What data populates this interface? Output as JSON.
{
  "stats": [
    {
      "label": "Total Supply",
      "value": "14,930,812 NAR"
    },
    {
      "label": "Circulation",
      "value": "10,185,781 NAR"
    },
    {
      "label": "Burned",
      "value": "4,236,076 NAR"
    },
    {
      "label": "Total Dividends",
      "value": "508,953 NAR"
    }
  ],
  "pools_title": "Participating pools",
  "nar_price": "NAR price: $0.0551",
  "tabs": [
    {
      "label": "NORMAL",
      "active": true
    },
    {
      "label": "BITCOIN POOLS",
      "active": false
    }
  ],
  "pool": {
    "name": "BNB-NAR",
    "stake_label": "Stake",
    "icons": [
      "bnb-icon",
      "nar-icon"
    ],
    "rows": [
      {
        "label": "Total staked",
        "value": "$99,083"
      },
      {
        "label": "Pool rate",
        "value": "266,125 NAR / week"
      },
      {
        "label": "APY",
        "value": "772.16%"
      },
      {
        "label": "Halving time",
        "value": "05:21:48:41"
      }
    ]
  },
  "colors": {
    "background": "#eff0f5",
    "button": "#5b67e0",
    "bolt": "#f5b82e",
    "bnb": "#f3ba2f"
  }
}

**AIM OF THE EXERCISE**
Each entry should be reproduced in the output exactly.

**RESPONSE TO THIS EXERCISE**
What data populates this interface? Output as JSON.
{
  "stats": [
    {
      "label": "Total Supply",
      "value": "14,930,812 NAR"
    },
    {
      "label": "Circulation",
      "value": "10,185,781 NAR"
    },
    {
      "label": "Burned",
      "value": "4,236,076 NAR"
    },
    {
      "label": "Total Dividends",
      "value": "508,953 NAR"
    }
  ],
  "pools_title": "Participating pools",
  "nar_price": "NAR price: $0.0551",
  "tabs": [
    {
      "label": "NORMAL",
      "active": true
    },
    {
      "label": "BITCOIN POOLS",
      "active": false
    }
  ],
  "pool": {
    "name": "BNB-NAR",
    "stake_label": "Stake",
    "icons": [
      "bnb-icon",
      "nar-icon"
    ],
    "rows": [
      {
        "label": "Total staked",
        "value": "$99,083"
      },
      {
        "label": "Pool rate",
        "value": "266,125 NAR / week"
      },
      {
        "label": "APY",
        "value": "772.16%"
      },
      {
        "label": "Halving time",
        "value": "05:21:48:41"
      }
    ]
  },
  "colors": {
    "background": "#eff0f5",
    "button": "#5b67e0",
    "bolt": "#f5b82e",
    "bnb": "#f3ba2f"
  }
}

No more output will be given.